RECORDS SHOWN —
- Opening Delimiter -

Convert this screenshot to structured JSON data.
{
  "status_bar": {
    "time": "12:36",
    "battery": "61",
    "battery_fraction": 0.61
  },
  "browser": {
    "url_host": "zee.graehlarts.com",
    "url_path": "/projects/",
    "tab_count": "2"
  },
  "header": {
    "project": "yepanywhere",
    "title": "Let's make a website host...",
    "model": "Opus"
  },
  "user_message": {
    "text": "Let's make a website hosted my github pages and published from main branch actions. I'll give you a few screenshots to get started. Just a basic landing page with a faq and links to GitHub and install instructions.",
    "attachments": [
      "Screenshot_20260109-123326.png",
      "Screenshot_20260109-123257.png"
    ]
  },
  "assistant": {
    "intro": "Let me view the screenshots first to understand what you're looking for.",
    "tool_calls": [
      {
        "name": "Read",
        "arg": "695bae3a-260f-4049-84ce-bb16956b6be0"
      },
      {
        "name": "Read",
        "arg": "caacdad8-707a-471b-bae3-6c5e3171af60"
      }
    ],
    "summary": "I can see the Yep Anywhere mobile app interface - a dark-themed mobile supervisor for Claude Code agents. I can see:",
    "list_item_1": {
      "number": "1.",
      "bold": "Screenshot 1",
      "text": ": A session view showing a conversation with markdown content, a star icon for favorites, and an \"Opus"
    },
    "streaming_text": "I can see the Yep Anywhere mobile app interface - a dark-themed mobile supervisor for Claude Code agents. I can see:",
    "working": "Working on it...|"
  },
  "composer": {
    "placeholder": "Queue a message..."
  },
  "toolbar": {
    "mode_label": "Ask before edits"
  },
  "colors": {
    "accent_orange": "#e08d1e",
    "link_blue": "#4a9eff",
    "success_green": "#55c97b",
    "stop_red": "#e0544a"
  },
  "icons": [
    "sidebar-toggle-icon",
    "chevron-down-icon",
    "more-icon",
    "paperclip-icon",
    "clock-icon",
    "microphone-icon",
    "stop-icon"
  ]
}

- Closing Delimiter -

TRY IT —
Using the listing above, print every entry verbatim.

SOLVED PROBLEM —
Convert this screenshot to structured JSON data.
{
  "status_bar": {
    "time": "12:36",
    "battery": "61",
    "battery_fraction": 0.61
  },
  "browser": {
    "url_host": "zee.graehlarts.com",
    "url_path": "/projects/",
    "tab_count": "2"
  },
  "header": {
    "project": "yepanywhere",
    "title": "Let's make a website host...",
    "model": "Opus"
  },
  "user_message": {
    "text": "Let's make a website hosted my github pages and published from main branch actions. I'll give you a few screenshots to get started. Just a basic landing page with a faq and links to GitHub and install instructions.",
    "attachments": [
      "Screenshot_20260109-123326.png",
      "Screenshot_20260109-123257.png"
    ]
  },
  "assistant": {
    "intro": "Let me view the screenshots first to understand what you're looking for.",
    "tool_calls": [
      {
        "name": "Read",
        "arg": "695bae3a-260f-4049-84ce-bb16956b6be0"
      },
      {
        "name": "Read",
        "arg": "caacdad8-707a-471b-bae3-6c5e3171af60"
      }
    ],
    "summary": "I can see the Yep Anywhere mobile app interface - a dark-themed mobile supervisor for Claude Code agents. I can see:",
    "list_item_1": {
      "number": "1.",
      "bold": "Screenshot 1",
      "text": ": A session view showing a conversation with markdown content, a star icon for favorites, and an \"Opus"
    },
    "streaming_text": "I can see the Yep Anywhere mobile app interface - a dark-themed mobile supervisor for Claude Code agents. I can see:",
    "working": "Working on it...|"
  },
  "composer": {
    "placeholder": "Queue a message..."
  },
  "toolbar": {
    "mode_label": "Ask before edits"
  },
  "colors": {
    "accent_orange": "#e08d1e",
    "link_blue": "#4a9eff",
    "success_green": "#55c97b",
    "stop_red": "#e0544a"
  },
  "icons": [
    "sidebar-toggle-icon",
    "chevron-down-icon",
    "more-icon",
    "paperclip-icon",
    "clock-icon",
    "microphone-icon",
    "stop-icon"
  ]
}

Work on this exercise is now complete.